CaltechAUTHORS
  A Caltech Library Service

Probing the Role of a Conserved M1 Proline Residue in 5-Hydroxytryptamine₃ Receptor Gating

Dang, Hong and England, Pamela M. and Farivar, S. Sarah and Dougherty, Dennis A. and Lester, Henry A. (2000) Probing the Role of a Conserved M1 Proline Residue in 5-Hydroxytryptamine₃ Receptor Gating. Molecular Pharmacology, 57 (6). pp. 1114-1122. ISSN 0026-895X. https://resolver.caltech.edu/CaltechAUTHORS:20200513-070503095

Full text is not posted in this repository. Consult Related URLs below.

Use this Persistent URL to link to this item: https://resolver.caltech.edu/CaltechAUTHORS:20200513-070503095

Abstract

A conserved proline residue is found in the first transmembrane domain (M1) of every subunit in the ligand-gated ion channel superfamily. The position of this proline between the N-terminal extracellular agonist binding and the second transmembrane (M2) channel lining domains in the primary sequence suggests its possible involvement in the gating of the receptor. Replacing this proline with alanine, glycine, or leucine in the 5-hydroxytryptamine (5-HT)_(3A) homomeric receptors expressed in Xenopus laevis oocytes resulted in the absence of 5-HT-induced whole-cell currents, although there were normal levels of specific surface [³H]granisetron ([³H]BRL-43694) binding sites. To determine what properties of the conserved proline are critical for the function of the channel, two imino acids and an α-hydroxy acid were incorporated at the proline position using the nonsense suppression method.trans-3-Methyl-proline, pipecolic acid, and leucic acid were able to replace the conserved proline to produce active channels with EC₅₀ values similar to that for the wild-type receptor. These trends are preserved in the heteromeric receptors consisting of 5-HT_(3A) and 5-HT_(3B) subunits in oocytes. The prominent common feature among these residues and proline is the lack of hydrogen bond donor activity, potentially resulting in a flexible secondary structure in the M1 region. Thus, lack of hydrogen bond donor activity may be a key element in channel gating and may explain the high degree of conservation of this M1 proline.


Item Type:Article
Related URLs:
URLURL TypeDescription
http://molpharm.aspetjournals.org/content/57/6/1114PublisherArticle
ORCID:
AuthorORCID
Dougherty, Dennis A.0000-0003-1464-2461
Lester, Henry A.0000-0002-5470-5255
Additional Information:© 2000 The American Society for Pharmacology and Experimental Therapeutics.
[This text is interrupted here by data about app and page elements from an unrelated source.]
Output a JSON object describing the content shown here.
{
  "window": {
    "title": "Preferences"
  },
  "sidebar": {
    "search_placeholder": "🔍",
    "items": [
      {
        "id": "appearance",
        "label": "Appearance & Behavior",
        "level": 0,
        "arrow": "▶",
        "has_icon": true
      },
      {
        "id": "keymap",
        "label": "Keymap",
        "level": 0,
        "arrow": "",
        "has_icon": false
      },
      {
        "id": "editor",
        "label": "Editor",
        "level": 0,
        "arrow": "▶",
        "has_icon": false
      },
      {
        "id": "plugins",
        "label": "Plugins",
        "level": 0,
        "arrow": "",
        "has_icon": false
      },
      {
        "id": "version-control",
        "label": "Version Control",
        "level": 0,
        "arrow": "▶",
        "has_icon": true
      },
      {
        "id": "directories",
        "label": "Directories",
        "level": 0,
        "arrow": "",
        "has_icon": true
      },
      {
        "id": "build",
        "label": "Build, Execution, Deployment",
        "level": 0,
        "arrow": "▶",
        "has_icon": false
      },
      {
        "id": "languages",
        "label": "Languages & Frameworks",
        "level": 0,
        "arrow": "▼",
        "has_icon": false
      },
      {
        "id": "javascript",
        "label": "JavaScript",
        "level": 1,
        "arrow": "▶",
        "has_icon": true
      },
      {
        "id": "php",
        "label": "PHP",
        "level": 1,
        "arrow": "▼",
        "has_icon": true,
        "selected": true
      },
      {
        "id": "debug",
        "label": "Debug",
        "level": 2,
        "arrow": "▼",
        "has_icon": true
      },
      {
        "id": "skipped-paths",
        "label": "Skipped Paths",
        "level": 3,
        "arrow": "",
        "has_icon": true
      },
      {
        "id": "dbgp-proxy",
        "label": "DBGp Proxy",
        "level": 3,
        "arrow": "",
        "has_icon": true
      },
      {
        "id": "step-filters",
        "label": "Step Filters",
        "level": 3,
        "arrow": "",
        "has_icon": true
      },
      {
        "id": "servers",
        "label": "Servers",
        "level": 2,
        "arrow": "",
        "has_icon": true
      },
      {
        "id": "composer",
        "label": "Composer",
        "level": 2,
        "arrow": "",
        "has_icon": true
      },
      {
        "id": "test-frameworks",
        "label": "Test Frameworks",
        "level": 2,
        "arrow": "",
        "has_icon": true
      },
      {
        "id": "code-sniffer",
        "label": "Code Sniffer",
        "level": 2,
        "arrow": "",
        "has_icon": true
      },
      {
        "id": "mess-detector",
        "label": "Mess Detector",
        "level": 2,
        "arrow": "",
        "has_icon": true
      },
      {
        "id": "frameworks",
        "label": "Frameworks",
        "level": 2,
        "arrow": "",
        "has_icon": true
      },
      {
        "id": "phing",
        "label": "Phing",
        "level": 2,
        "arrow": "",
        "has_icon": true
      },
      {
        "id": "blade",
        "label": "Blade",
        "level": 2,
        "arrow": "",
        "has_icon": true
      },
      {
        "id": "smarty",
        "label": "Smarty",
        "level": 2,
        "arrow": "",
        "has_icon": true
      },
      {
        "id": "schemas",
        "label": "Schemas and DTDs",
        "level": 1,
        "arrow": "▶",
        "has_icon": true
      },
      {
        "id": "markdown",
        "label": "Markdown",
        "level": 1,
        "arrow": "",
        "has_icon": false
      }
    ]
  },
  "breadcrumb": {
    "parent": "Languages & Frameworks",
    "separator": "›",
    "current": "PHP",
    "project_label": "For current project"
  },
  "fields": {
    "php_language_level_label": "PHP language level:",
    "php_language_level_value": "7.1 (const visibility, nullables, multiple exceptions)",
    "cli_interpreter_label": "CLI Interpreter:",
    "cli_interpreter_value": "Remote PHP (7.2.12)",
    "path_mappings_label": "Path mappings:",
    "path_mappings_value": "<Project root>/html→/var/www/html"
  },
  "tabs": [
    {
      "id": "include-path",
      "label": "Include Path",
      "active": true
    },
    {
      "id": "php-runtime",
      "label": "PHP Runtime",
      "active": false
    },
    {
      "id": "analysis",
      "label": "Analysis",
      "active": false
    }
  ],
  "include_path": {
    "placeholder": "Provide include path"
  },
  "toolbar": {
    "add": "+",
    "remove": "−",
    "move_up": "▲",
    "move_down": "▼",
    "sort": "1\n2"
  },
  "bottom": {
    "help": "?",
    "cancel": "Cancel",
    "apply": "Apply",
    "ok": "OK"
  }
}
Received December 9, 1999; accepted February 12, 2000. We thank Justin Gallivan, Scott Silverman, and Wenge Zhong for sharing synthetic dCA amino acid analogs and Hairong Li for preparingX. laevis oocytes used in our experiments. We also thank Drs. D. Julius (UCSF) and E. Kirkness (TIGR) for the 5-HT₃ cDNA clones and Dr. P. Schultz for P3m. This work was supported by National Institutes of Health Grants MH49176, NS34407, and NS10305.
Funders:
Funding AgencyGrant Number
NIHMH49176
NIHNS34407
NIHNS10305
Issue or Number:6
Record Number:CaltechAUTHORS:20200513-070503095
Persistent URL:https://resolver.caltech.edu/CaltechAUTHORS:20200513-070503095
Official Citation:Probing the Role of a Conserved M1 Proline Residue in 5-Hydroxytryptamine3 Receptor Gating. Hong Dang, Pamela M. England, S. Sarah Farivar, Dennis A. Dougherty and Henry A. Lester. Molecular Pharmacology June 1, 2000, 57 (6) 1114-1122
Usage Policy:No commercial reproduction, distribution, display or performance rights in this work are provided.
ID Code:103161
Collection:CaltechAUTHORS
Deposited By: Tony Diaz
Deposited On:13 May 2020 15:31
Last Modified:13 May 2020 15:31

Repository Staff Only: item control page